The Armentarola piste is widely renowned as one of the world’s most beautiful ski routes and certainly ends in one of the most unique ski lifts we’ve ever experienced. Here, skiers grab a hold of ropes behind a horse-drawn carriage and are pulled back to the Armentarola ski lift by two Noriker horses, a strong and sturdy breed native to the local Alpine valleys. It’s certainly a far cry from a multi-million-dollar gondola!
Hohstock, Belalp, Switzerland
The Hohstock T-Bar in Belalp, Switzerland, is a lift that shouldn’t even be physically possible. Built in 1982, this lift has the rare ability to turn in all four directions and is the last of its kind in Switzerland. From the top, you can choose from three entertaining black runs, one of which is accessed via a tunnel at the top of the slope and provides access to some epic secured freeride terrain. For serious lift lovers, the unique engineering behind the Hohstock is certainly worth reading into.
Peak-to-Peak, Whistler, BC
Credit Whistler Tourism
Whistler’s iconic Peak 2 Peak gondola once held the world record for the longest unsupported lift distance between two towers and reaches a staggering 436m at its highest point. However, to truly appreciate the wildness of this 3km ride, you must make sure you get the cabin with the glass bottom. The views over the snow-covered trees and rivers below are really something, plus you can easily plot your route down on your way up!
The King Lift, Niseko, Japan
Thought single-person lifts were a thing of the past? Think again! Individual chairlifts are still very much alive and kicking in certain areas, with many to be found in Japan’s famous powder resorts. The King Lift is one of our favourites, a staple of the area since the sixties and as basic as ski lifts can get. No safety bars, no ski rests, certainly no heated seats. Just you, your skis and some epic views over Mount Yōtei.
Alpauris, Alpe D’Huez, France
Endearingly known as the “Scare Chair”, this fast-moving chairlift sweeps you out of Alpe d’Huez under a concrete bridge and immediately drops down into the valley before whisking you up the other side. It’s certainly a stomach-dropper, but it’s also kind of fun, depending on how you handle heights! What’s more, the Alpauris is the only connection between Alpe d’Huez and the Auris area, so it’s unavoidable if you’re looking to explore further afield.
Titlis Rotair, Engelberg-Titlis, Switzerland
The world’s first revolving cable car, the Titlis Rotair graces many a list of the world’s best ski lifts thanks to its ability to give a full panoramic view of the surrounding mountainscapes.

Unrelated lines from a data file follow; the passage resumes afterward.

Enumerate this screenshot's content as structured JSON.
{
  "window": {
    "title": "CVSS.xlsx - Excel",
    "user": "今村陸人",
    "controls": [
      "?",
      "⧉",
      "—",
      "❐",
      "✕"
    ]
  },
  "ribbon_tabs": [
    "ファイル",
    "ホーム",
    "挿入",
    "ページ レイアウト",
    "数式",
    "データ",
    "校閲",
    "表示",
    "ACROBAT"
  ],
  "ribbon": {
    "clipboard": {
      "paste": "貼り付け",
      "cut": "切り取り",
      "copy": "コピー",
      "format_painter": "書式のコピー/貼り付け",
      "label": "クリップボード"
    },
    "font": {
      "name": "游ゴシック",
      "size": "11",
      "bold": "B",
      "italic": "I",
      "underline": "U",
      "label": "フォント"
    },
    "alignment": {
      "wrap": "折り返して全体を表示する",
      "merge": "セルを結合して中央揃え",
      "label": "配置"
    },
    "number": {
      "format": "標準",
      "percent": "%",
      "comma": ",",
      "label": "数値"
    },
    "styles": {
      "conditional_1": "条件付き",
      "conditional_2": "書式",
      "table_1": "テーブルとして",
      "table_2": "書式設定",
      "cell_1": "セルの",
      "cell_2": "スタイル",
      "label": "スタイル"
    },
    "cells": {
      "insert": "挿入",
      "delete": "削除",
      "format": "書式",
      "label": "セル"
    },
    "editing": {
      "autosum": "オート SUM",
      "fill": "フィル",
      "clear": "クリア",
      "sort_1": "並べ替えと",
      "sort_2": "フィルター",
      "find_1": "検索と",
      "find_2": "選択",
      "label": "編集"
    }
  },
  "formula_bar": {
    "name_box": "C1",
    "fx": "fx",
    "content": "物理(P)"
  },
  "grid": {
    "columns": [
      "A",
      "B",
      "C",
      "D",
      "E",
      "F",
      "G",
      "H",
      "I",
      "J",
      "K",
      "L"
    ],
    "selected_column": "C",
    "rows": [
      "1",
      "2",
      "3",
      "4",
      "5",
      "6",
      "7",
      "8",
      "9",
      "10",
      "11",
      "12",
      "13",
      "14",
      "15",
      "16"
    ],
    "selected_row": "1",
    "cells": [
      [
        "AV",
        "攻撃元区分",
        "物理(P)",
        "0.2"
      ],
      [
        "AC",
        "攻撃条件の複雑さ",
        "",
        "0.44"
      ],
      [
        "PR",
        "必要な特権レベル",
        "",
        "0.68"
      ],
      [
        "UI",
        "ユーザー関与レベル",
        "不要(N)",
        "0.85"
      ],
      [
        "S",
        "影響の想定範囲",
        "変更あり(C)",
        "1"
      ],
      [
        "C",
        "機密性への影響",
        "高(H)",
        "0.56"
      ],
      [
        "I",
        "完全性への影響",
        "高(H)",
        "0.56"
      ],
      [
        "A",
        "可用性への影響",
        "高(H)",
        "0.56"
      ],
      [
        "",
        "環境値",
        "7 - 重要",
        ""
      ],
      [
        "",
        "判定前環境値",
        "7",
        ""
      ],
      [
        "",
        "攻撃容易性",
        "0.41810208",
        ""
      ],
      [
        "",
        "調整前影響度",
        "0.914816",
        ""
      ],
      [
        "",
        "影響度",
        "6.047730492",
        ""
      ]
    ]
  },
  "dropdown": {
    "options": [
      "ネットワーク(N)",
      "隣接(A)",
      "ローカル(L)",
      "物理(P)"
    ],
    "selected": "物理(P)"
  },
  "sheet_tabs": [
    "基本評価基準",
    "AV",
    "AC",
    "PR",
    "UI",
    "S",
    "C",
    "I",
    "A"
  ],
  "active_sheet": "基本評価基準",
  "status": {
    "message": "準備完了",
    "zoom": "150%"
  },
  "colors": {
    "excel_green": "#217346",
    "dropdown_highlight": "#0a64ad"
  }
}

Enjoy 360° of spectacular scenery as you make the five-minute journey up to 3,020m above sea-level, before taking your pick of the area’s varied pistes and incredible freeride options on the way down.